* [What to produce]:
What follows is a set of entries. Give them again exactly, without the pictures.

* [Data for this task]:
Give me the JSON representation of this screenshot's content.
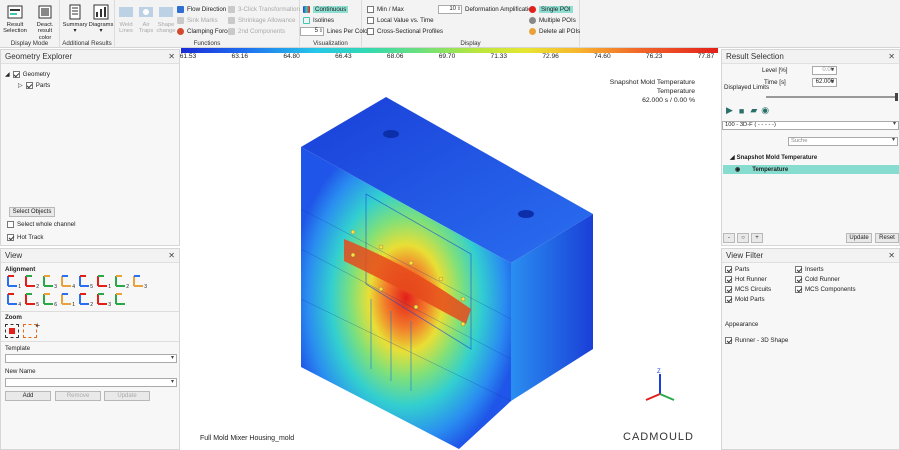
{
  "ribbon": {
    "display_mode": {
      "label": "Display Mode",
      "result_selection": "Result Selection",
      "deact_result_color": "Deact. result color"
    },
    "additional_results": {
      "label": "Additional Results",
      "summary": "Summary",
      "diagrams": "Diagrams"
    },
    "functions": {
      "label": "Functions",
      "weld_lines": "Weld Lines",
      "air_traps": "Air Traps",
      "shape_change": "Shape change",
      "flow_direction": "Flow Direction",
      "sink_marks": "Sink Marks",
      "clamping_force": "Clamping Force",
      "click3": "3-Click Transformation",
      "shrinkage": "Shrinkage Allowance",
      "comp2d": "2nd Components"
    },
    "visualization": {
      "label": "Visualization",
      "continuous": "Continuous",
      "isolines": "Isolines",
      "lines_per_color_value": "5",
      "lines_per_color": "Lines Per Color"
    },
    "display": {
      "label": "Display",
      "min_max": "Min / Max",
      "local_value": "Local Value vs. Time",
      "cross_section": "Cross-Sectional Profiles",
      "deformation_value": "10",
      "deformation_amp": "Deformation Amplification",
      "single_poi": "Single POI",
      "multiple_pois": "Multiple POIs",
      "delete_pois": "Delete all POIs"
    }
  },
  "geometry_explorer": {
    "title": "Geometry Explorer",
    "tree": [
      {
        "label": "Geometry"
      },
      {
        "label": "Parts"
      }
    ],
    "select_objects": "Select Objects",
    "select_whole_channel": "Select whole channel",
    "hot_track": "Hot Track"
  },
  "view": {
    "title": "View",
    "alignment": "Alignment",
    "zoom": "Zoom",
    "template": "Template",
    "template_value": "",
    "new_name": "New Name",
    "new_name_value": "",
    "add": "Add",
    "remove": "Remove",
    "update": "Update",
    "align_digits": [
      "1",
      "2",
      "3",
      "4",
      "5",
      "1",
      "2",
      "3",
      "4",
      "5",
      "6",
      "1",
      "2",
      "3"
    ]
  },
  "viewport": {
    "scale_ticks": [
      "61.53",
      "63.16",
      "64.80",
      "66.43",
      "68.06",
      "69.70",
      "71.33",
      "72.96",
      "74.60",
      "76.23",
      "77.87"
    ],
    "info_line1": "Snapshot Mold Temperature",
    "info_line2": "Temperature",
    "info_line3": "62.000 s  /  0.00 %",
    "model_name": "Full Mold Mixer Housing_mold",
    "brand": "CADMOULD",
    "axes": {
      "x": "X",
      "y": "Y",
      "z": "Z"
    }
  },
  "result_selection": {
    "title": "Result Selection",
    "level_label": "Level [%]",
    "level_value": "0.00",
    "time_label": "Time [s]",
    "time_value": "62.000",
    "displayed_limits": "Displayed Limits",
    "run_select": "100 - 3D-F ( - - - - -)",
    "search_placeholder": "Suche",
    "group": "Snapshot Mold Temperature",
    "item": "Temperature",
    "update": "Update",
    "reset": "Reset",
    "nav": [
      "-",
      "○",
      "+"
    ]
  },
  "view_filter": {
    "title": "View Filter",
    "items": [
      {
        "label": "Parts"
      },
      {
        "label": "Inserts"
      },
      {
        "label": "Hot Runner"
      },
      {
        "label": "Cold Runner"
      },
      {
        "label": "MCS Circuits"
      },
      {
        "label": "MCS Components"
      },
      {
        "label": "Mold Parts"
      }
    ],
    "appearance": "Appearance",
    "runner": "Runner - 3D Shape"
  },
  "colors": {
    "accent": "#3fc8b4",
    "blue": "#1a3fd8",
    "red": "#e31f1a",
    "teal_row": "#86dccf"
  }
}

* [Answer box]:
Give me the JSON representation of this screenshot's content.
{
  "ribbon": {
    "display_mode": {
      "label": "Display Mode",
      "result_selection": "Result Selection",
      "deact_result_color": "Deact. result color"
    },
    "additional_results": {
      "label": "Additional Results",
      "summary": "Summary",
      "diagrams": "Diagrams"
    },
    "functions": {
      "label": "Functions",
      "weld_lines": "Weld Lines",
      "air_traps": "Air Traps",
      "shape_change": "Shape change",
      "flow_direction": "Flow Direction",
      "sink_marks": "Sink Marks",
      "clamping_force": "Clamping Force",
      "click3": "3-Click Transformation",
      "shrinkage": "Shrinkage Allowance",
      "comp2d": "2nd Components"
    },
    "visualization": {
      "label": "Visualization",
      "continuous": "Continuous",
      "isolines": "Isolines",
      "lines_per_color_value": "5",
      "lines_per_color": "Lines Per Color"
    },
    "display": {
      "label": "Display",
      "min_max": "Min / Max",
      "local_value": "Local Value vs. Time",
      "cross_section": "Cross-Sectional Profiles",
      "deformation_value": "10",
      "deformation_amp": "Deformation Amplification",
      "single_poi": "Single POI",
      "multiple_pois": "Multiple POIs",
      "delete_pois": "Delete all POIs"
    }
  },
  "geometry_explorer": {
    "title": "Geometry Explorer",
    "tree": [
      {
        "label": "Geometry"
      },
      {
        "label": "Parts"
      }
    ],
    "select_objects": "Select Objects",
    "select_whole_channel": "Select whole channel",
    "hot_track": "Hot Track"
  },
  "view": {
    "title": "View",
    "alignment": "Alignment",
    "zoom": "Zoom",
    "template": "Template",
    "template_value": "",
    "new_name": "New Name",
    "new_name_value": "",
    "add": "Add",
    "remove": "Remove",
    "update": "Update",
    "align_digits": [
      "1",
      "2",
      "3",
      "4",
      "5",
      "1",
      "2",
      "3",
      "4",
      "5",
      "6",
      "1",
      "2",
      "3"
    ]
  },
  "viewport": {
    "scale_ticks": [
      "61.53",
      "63.16",
      "64.80",
      "66.43",
      "68.06",
      "69.70",
      "71.33",
      "72.96",
      "74.60",
      "76.23",
      "77.87"
    ],
    "info_line1": "Snapshot Mold Temperature",
    "info_line2": "Temperature",
    "info_line3": "62.000 s  /  0.00 %",
    "model_name": "Full Mold Mixer Housing_mold",
    "brand": "CADMOULD",
    "axes": {
      "x": "X",
      "y": "Y",
      "z": "Z"
    }
  },
  "result_selection": {
    "title": "Result Selection",
    "level_label": "Level [%]",
    "level_value": "0.00",
    "time_label": "Time [s]",
    "time_value": "62.000",
    "displayed_limits": "Displayed Limits",
    "run_select": "100 - 3D-F ( - - - - -)",
    "search_placeholder": "Suche",
    "group": "Snapshot Mold Temperature",
    "item": "Temperature",
    "update": "Update",
    "reset": "Reset",
    "nav": [
      "-",
      "○",
      "+"
    ]
  },
  "view_filter": {
    "title": "View Filter",
    "items": [
      {
        "label": "Parts"
      },
      {
        "label": "Inserts"
      },
      {
        "label": "Hot Runner"
      },
      {
        "label": "Cold Runner"
      },
      {
        "label": "MCS Circuits"
      },
      {
        "label": "MCS Components"
      },
      {
        "label": "Mold Parts"
      }
    ],
    "appearance": "Appearance",
    "runner": "Runner - 3D Shape"
  },
  "colors": {
    "accent": "#3fc8b4",
    "blue": "#1a3fd8",
    "red": "#e31f1a",
    "teal_row": "#86dccf"
  }
}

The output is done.